Work required:
For the records that follow, give the number of lines in which the word "Configuration" occurs, with nothing added.

[Items listed in a dataset]

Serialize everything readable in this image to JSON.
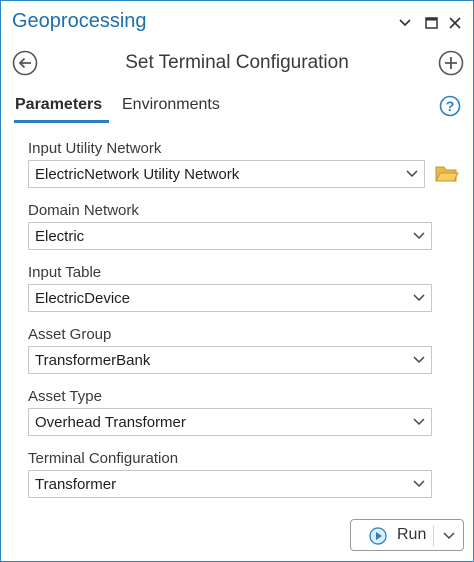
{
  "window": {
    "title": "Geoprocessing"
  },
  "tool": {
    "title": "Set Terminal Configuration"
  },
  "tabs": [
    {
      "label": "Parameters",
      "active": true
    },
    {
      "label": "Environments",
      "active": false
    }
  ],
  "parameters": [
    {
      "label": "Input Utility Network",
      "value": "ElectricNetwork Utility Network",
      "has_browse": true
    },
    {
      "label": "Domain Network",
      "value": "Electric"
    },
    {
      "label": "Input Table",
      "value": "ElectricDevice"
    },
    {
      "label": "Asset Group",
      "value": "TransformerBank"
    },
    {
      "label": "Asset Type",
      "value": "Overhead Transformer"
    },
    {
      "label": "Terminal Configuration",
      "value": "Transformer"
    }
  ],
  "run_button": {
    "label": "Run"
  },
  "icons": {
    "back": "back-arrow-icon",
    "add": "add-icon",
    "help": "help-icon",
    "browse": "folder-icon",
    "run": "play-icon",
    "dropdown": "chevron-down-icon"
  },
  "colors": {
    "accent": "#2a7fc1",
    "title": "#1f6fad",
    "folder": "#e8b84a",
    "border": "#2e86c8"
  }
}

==

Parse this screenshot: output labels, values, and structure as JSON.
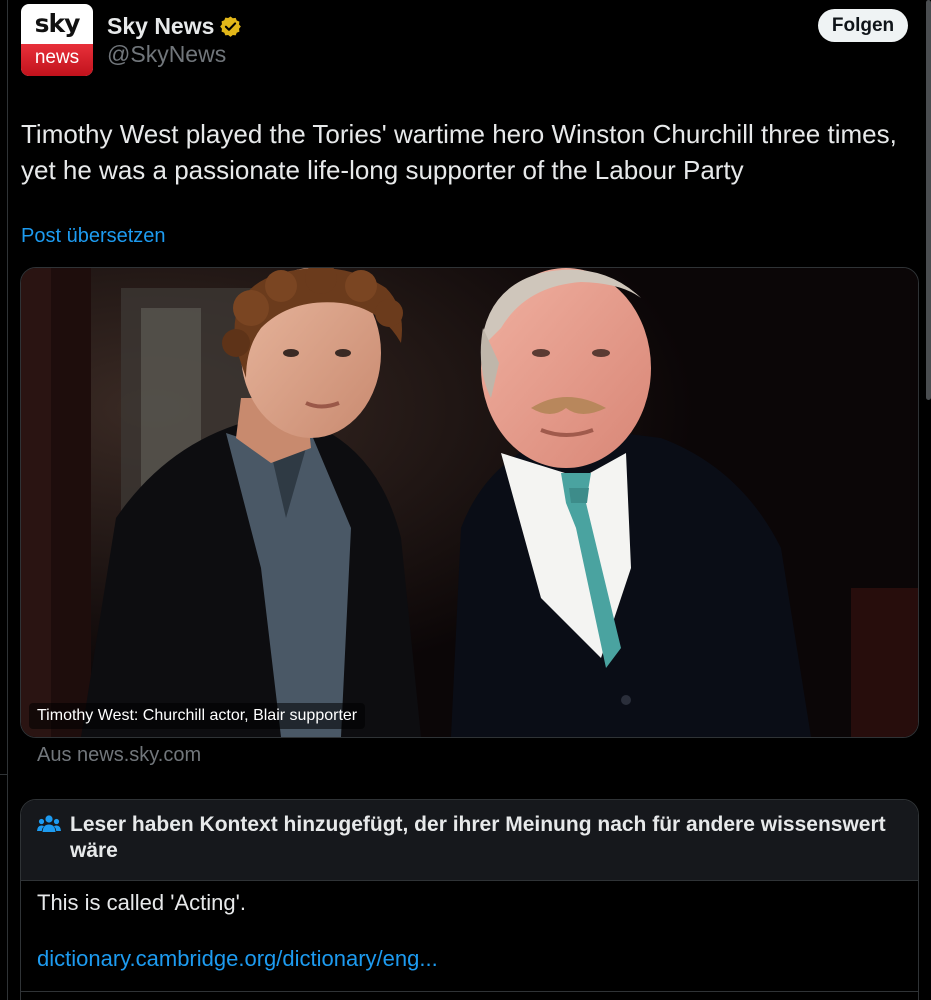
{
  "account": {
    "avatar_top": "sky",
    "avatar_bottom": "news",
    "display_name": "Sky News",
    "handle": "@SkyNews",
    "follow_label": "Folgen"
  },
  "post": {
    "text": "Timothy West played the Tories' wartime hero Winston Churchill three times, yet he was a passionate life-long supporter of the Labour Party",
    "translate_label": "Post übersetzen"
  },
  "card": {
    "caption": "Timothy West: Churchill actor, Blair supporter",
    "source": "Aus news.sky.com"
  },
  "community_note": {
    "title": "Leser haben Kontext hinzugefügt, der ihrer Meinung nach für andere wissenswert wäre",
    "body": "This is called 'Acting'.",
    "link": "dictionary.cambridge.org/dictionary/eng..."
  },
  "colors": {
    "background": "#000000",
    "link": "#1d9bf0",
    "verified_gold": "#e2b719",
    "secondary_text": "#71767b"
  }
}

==

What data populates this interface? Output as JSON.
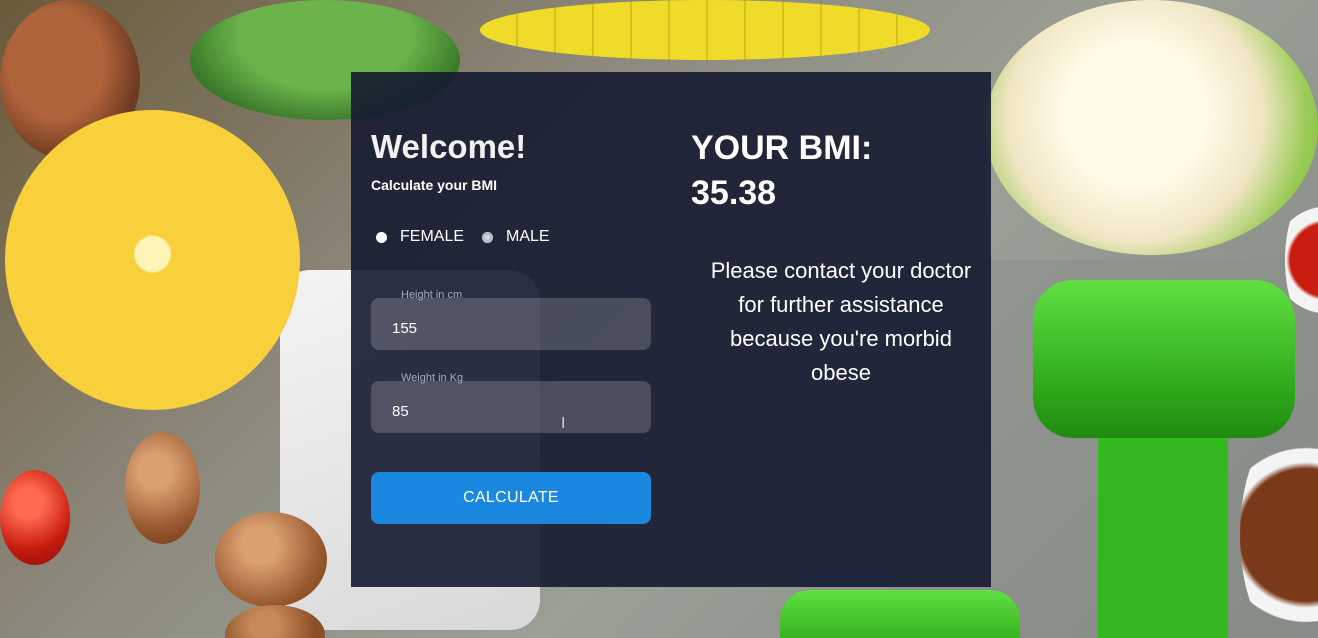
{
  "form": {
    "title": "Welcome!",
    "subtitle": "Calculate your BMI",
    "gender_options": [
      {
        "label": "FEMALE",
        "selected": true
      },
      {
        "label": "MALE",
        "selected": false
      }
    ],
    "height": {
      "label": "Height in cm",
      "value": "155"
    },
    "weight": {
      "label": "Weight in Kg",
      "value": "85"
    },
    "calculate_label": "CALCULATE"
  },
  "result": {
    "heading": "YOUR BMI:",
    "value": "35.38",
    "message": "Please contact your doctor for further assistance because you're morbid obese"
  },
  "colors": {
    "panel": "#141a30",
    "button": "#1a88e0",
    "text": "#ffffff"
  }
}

Reply to the exercise:
2